Verdad, a global asset management firm, recently sent out an interesting research report via e-mail showing the annual performance of different asset classes in Japan during ZIRP (I recommend signing up for Verdad’s weekly e-mail service):


The performance of different asset classes in Japan during ZIRP. Source: Verdad.

The table shows small value stocks and real estate were the best performing asset classes. According to Verdad, the outperformance of small value was a reversal of the trend prior to ZIRP were large stocks led the way into the dot-com bubble, and real estate was beaten down in 1999 after the collapse of the real estate bubble in the early 1990s.

So, in short, small-cap and real estate were the best asset classes over the last two decades in Japan.

What about correlations during ZIRP?

Correlations during ZIRP in Japan. Source: Verdad.

Even though government bonds yield a measly 1%, it hasn’t lost its value as a tool for diversification. The correlation matrix shows that bonds produce a negative correlation, thus providing significantly less drawdown in a portfolio.

How did the Japanese banks perform during ZIRP?

In ZIRP we can expect banks to perform worse than if the rates were higher. This was certainly the case in Japan as banks underperformed dramatically, according to Verdad. The bank struggled with bad loans from the 90s and this, coupled with a low-interest margin, made most banks returning negative returns over the last two decades. Is this likely to happen in other parts of the world? That’s hard to say. The banks are in much better shape today than during the GFC in 2008/09. We can even argue that banks are more like regulated utilities.


Interest rates can of course go even lower into negative territory, as is the case in some countries. However, the performance of the last decade is unlikely to be repeated if Japan is any judge of what to expect.

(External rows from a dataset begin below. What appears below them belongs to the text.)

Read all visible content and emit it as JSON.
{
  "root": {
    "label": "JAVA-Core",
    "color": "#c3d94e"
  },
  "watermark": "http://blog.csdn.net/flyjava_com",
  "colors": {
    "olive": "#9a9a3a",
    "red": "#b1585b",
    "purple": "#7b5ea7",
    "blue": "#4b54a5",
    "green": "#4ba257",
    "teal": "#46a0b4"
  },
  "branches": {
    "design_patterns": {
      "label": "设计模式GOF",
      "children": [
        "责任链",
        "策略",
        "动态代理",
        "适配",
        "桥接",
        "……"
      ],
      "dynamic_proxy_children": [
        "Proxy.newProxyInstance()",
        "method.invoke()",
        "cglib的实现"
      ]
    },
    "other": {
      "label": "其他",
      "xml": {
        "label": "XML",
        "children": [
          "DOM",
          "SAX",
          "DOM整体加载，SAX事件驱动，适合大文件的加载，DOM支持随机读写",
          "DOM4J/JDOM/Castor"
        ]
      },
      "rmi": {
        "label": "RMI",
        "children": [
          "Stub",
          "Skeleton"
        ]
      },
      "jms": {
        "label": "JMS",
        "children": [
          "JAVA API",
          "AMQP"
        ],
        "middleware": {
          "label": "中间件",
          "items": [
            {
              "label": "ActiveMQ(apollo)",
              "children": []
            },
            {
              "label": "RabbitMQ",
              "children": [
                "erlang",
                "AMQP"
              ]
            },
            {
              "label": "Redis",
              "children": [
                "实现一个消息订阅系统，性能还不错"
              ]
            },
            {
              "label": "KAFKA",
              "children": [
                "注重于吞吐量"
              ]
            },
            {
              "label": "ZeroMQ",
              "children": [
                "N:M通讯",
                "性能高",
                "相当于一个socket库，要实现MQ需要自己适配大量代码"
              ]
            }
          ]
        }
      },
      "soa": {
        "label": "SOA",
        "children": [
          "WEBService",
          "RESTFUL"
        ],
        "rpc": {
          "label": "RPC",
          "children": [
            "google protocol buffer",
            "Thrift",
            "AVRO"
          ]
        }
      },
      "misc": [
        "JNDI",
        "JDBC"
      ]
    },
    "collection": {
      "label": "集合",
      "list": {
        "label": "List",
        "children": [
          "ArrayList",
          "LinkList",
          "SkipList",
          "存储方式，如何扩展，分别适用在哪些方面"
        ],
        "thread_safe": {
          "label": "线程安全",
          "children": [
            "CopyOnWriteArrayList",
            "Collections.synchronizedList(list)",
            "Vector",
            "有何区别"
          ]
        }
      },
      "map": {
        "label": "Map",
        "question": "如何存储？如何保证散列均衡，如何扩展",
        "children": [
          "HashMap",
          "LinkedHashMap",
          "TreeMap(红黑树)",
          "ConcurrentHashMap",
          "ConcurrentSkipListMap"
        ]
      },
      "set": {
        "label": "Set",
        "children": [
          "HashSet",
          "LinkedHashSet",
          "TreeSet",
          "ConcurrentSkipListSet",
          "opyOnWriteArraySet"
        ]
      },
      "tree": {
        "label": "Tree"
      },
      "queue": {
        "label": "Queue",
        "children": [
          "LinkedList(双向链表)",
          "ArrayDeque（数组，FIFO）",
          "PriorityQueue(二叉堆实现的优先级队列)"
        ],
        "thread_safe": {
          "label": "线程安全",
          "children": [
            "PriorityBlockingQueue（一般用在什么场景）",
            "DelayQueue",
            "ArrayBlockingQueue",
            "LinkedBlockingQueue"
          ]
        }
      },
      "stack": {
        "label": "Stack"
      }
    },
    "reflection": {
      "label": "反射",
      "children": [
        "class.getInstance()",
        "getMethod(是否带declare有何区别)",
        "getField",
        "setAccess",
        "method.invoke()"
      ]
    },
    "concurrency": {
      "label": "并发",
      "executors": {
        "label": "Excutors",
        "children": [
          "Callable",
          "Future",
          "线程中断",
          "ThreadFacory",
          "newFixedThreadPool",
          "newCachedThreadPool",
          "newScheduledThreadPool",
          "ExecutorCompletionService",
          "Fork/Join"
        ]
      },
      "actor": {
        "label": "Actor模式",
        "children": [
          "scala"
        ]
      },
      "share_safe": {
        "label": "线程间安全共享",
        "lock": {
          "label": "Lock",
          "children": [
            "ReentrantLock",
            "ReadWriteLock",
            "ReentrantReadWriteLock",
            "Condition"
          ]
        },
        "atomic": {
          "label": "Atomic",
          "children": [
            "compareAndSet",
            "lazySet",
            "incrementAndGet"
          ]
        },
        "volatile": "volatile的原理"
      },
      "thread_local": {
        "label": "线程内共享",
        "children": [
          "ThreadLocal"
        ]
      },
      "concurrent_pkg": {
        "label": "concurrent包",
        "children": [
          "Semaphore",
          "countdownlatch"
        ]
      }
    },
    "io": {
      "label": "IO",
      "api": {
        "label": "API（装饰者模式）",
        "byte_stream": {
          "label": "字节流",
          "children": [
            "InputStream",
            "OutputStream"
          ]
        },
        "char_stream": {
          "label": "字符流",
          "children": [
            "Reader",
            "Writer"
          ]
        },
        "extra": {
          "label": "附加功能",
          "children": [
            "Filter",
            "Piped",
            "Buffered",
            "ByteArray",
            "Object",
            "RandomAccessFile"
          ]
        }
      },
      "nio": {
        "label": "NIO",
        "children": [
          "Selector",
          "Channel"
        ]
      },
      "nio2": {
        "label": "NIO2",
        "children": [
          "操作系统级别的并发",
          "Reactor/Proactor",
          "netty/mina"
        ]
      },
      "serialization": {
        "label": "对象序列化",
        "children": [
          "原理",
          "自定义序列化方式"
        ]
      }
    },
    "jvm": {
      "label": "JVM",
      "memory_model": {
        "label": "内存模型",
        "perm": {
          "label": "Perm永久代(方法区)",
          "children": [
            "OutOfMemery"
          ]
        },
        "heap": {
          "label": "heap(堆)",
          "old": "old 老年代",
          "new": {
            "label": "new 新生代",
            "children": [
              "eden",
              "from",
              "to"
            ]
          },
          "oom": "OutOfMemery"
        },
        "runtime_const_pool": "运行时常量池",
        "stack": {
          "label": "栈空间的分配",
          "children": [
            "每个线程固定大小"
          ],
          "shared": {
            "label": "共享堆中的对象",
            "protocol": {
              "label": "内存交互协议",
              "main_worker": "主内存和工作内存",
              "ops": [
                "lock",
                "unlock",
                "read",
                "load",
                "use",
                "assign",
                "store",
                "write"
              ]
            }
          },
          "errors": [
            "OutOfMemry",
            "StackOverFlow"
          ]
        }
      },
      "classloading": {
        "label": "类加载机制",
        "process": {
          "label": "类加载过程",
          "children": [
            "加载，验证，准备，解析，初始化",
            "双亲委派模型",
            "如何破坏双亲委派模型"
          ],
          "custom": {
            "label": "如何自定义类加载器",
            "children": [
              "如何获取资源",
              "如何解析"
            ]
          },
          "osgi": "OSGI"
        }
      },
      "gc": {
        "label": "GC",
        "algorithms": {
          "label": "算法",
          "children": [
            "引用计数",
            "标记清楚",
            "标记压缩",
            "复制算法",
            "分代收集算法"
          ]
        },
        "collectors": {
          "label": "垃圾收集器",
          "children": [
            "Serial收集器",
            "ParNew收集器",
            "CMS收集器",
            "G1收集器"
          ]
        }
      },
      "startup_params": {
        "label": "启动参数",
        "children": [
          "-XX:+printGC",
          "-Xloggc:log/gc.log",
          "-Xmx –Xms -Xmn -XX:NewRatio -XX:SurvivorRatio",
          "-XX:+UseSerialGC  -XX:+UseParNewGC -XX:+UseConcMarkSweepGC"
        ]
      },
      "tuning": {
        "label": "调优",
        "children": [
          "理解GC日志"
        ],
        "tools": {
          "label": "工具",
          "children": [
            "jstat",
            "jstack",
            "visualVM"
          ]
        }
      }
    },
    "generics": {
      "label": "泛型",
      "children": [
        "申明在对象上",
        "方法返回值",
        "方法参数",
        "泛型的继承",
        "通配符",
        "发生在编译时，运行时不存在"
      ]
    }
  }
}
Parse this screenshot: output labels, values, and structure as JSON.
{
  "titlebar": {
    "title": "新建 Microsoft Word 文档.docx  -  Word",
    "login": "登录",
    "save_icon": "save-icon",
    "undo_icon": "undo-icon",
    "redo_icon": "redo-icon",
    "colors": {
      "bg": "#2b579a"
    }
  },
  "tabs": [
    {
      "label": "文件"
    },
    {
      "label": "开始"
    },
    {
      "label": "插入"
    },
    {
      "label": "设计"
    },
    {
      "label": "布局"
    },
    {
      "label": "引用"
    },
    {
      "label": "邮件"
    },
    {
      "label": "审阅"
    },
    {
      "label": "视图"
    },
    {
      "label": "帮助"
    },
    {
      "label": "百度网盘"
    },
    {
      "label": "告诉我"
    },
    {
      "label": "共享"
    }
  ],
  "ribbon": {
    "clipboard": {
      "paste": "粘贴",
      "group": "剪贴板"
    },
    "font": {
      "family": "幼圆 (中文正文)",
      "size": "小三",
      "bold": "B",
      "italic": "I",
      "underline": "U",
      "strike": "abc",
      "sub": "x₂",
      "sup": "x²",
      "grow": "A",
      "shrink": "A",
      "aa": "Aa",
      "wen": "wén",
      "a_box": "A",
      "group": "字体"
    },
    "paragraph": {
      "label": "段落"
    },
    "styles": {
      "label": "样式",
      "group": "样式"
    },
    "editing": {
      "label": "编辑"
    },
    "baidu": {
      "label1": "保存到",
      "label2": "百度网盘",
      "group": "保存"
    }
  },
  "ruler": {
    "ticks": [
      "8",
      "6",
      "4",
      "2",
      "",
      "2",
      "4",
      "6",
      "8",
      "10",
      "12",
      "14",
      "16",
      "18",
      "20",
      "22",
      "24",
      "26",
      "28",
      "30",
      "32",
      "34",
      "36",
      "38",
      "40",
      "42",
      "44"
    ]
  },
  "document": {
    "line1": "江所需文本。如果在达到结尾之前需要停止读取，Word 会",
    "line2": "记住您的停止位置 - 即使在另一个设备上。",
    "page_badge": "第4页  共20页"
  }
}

Disclosure: I am not a financial advisor. Please do your own due diligence and investment research or consult a financial professional. All articles are my opinion – they are not suggestions to buy or sell any securities.